## Work task
What is needed is an exact copy of every line in the listing.

*** Information given Section Begins ***

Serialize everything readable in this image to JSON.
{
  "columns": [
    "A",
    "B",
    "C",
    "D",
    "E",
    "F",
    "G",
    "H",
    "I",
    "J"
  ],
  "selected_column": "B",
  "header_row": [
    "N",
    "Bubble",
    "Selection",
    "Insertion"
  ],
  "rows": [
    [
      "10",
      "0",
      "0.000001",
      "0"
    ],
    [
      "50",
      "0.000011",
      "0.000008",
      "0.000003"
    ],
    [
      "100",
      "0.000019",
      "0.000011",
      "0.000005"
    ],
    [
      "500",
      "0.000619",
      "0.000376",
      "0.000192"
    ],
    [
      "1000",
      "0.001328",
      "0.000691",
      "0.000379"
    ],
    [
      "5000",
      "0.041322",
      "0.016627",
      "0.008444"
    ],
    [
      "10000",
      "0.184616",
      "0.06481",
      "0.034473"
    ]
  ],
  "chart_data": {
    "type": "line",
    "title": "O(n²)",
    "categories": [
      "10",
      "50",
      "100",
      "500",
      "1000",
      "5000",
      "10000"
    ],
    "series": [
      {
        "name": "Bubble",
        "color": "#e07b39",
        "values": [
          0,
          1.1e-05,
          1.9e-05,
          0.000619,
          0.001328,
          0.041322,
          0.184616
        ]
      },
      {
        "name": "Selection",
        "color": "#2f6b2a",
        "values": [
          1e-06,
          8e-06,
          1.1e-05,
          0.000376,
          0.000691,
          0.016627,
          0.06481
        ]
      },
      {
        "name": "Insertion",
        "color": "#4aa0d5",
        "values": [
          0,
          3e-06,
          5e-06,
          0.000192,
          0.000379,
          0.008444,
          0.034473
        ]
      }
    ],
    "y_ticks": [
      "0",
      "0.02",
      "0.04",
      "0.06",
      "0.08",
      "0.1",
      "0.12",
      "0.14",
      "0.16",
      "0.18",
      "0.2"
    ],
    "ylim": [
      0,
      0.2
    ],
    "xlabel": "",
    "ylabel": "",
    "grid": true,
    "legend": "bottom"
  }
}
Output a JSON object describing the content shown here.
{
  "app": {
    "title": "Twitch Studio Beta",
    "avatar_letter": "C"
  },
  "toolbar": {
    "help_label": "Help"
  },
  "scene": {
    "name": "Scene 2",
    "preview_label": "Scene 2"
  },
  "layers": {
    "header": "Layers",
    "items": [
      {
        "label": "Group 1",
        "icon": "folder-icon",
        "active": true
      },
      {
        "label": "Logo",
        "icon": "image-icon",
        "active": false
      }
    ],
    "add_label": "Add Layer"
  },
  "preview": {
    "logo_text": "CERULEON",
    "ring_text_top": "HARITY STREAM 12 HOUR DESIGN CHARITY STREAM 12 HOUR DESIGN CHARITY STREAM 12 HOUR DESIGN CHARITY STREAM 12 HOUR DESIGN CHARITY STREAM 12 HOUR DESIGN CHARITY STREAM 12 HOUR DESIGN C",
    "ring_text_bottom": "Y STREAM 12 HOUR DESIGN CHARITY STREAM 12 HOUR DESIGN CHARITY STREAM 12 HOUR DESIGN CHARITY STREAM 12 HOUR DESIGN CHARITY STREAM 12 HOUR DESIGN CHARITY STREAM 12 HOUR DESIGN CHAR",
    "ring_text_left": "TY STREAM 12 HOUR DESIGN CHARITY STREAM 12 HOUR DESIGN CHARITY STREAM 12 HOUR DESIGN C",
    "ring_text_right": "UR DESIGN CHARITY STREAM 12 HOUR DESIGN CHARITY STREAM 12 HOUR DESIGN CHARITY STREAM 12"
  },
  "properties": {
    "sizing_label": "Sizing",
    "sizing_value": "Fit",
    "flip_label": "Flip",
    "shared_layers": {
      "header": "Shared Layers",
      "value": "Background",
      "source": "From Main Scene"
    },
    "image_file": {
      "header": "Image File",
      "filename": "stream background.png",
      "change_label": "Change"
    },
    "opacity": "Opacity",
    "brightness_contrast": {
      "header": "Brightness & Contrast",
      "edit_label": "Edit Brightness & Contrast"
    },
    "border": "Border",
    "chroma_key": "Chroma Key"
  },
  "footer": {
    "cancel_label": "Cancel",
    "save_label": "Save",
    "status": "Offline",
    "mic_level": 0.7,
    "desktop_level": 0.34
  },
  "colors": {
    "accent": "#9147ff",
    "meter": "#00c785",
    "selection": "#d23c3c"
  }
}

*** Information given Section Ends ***

## Response area
Serialize everything readable in this image to JSON.
{
  "columns": [
    "A",
    "B",
    "C",
    "D",
    "E",
    "F",
    "G",
    "H",
    "I",
    "J"
  ],
  "selected_column": "B",
  "header_row": [
    "N",
    "Bubble",
    "Selection",
    "Insertion"
  ],
  "rows": [
    [
      "10",
      "0",
      "0.000001",
      "0"
    ],
    [
      "50",
      "0.000011",
      "0.000008",
      "0.000003"
    ],
    [
      "100",
      "0.000019",
      "0.000011",
      "0.000005"
    ],
    [
      "500",
      "0.000619",
      "0.000376",
      "0.000192"
    ],
    [
      "1000",
      "0.001328",
      "0.000691",
      "0.000379"
    ],
    [
      "5000",
      "0.041322",
      "0.016627",
      "0.008444"
    ],
    [
      "10000",
      "0.184616",
      "0.06481",
      "0.034473"
    ]
  ],
  "chart_data": {
    "type": "line",
    "title": "O(n²)",
    "categories": [
      "10",
      "50",
      "100",
      "500",
      "1000",
      "5000",
      "10000"
    ],
    "series": [
      {
        "name": "Bubble",
        "color": "#e07b39",
        "values": [
          0,
          1.1e-05,
          1.9e-05,
          0.000619,
          0.001328,
          0.041322,
          0.184616
        ]
      },
      {
        "name": "Selection",
        "color": "#2f6b2a",
        "values": [
          1e-06,
          8e-06,
          1.1e-05,
          0.000376,
          0.000691,
          0.016627,
          0.06481
        ]
      },
      {
        "name": "Insertion",
        "color": "#4aa0d5",
        "values": [
          0,
          3e-06,
          5e-06,
          0.000192,
          0.000379,
          0.008444,
          0.034473
        ]
      }
    ],
    "y_ticks": [
      "0",
      "0.02",
      "0.04",
      "0.06",
      "0.08",
      "0.1",
      "0.12",
      "0.14",
      "0.16",
      "0.18",
      "0.2"
    ],
    "ylim": [
      0,
      0.2
    ],
    "xlabel": "",
    "ylabel": "",
    "grid": true,
    "legend": "bottom"
  }
}
Output a JSON object describing the content shown here.
{
  "app": {
    "title": "Twitch Studio Beta",
    "avatar_letter": "C"
  },
  "toolbar": {
    "help_label": "Help"
  },
  "scene": {
    "name": "Scene 2",
    "preview_label": "Scene 2"
  },
  "layers": {
    "header": "Layers",
    "items": [
      {
        "label": "Group 1",
        "icon": "folder-icon",
        "active": true
      },
      {
        "label": "Logo",
        "icon": "image-icon",
        "active": false
      }
    ],
    "add_label": "Add Layer"
  },
  "preview": {
    "logo_text": "CERULEON",
    "ring_text_top": "HARITY STREAM 12 HOUR DESIGN CHARITY STREAM 12 HOUR DESIGN CHARITY STREAM 12 HOUR DESIGN CHARITY STREAM 12 HOUR DESIGN CHARITY STREAM 12 HOUR DESIGN CHARITY STREAM 12 HOUR DESIGN C",
    "ring_text_bottom": "Y STREAM 12 HOUR DESIGN CHARITY STREAM 12 HOUR DESIGN CHARITY STREAM 12 HOUR DESIGN CHARITY STREAM 12 HOUR DESIGN CHARITY STREAM 12 HOUR DESIGN CHARITY STREAM 12 HOUR DESIGN CHAR",
    "ring_text_left": "TY STREAM 12 HOUR DESIGN CHARITY STREAM 12 HOUR DESIGN CHARITY STREAM 12 HOUR DESIGN C",
    "ring_text_right": "UR DESIGN CHARITY STREAM 12 HOUR DESIGN CHARITY STREAM 12 HOUR DESIGN CHARITY STREAM 12"
  },
  "properties": {
    "sizing_label": "Sizing",
    "sizing_value": "Fit",
    "flip_label": "Flip",
    "shared_layers": {
      "header": "Shared Layers",
      "value": "Background",
      "source": "From Main Scene"
    },
    "image_file": {
      "header": "Image File",
      "filename": "stream background.png",
      "change_label": "Change"
    },
    "opacity": "Opacity",
    "brightness_contrast": {
      "header": "Brightness & Contrast",
      "edit_label": "Edit Brightness & Contrast"
    },
    "border": "Border",
    "chroma_key": "Chroma Key"
  },
  "footer": {
    "cancel_label": "Cancel",
    "save_label": "Save",
    "status": "Offline",
    "mic_level": 0.7,
    "desktop_level": 0.34
  },
  "colors": {
    "accent": "#9147ff",
    "meter": "#00c785",
    "selection": "#d23c3c"
  }
}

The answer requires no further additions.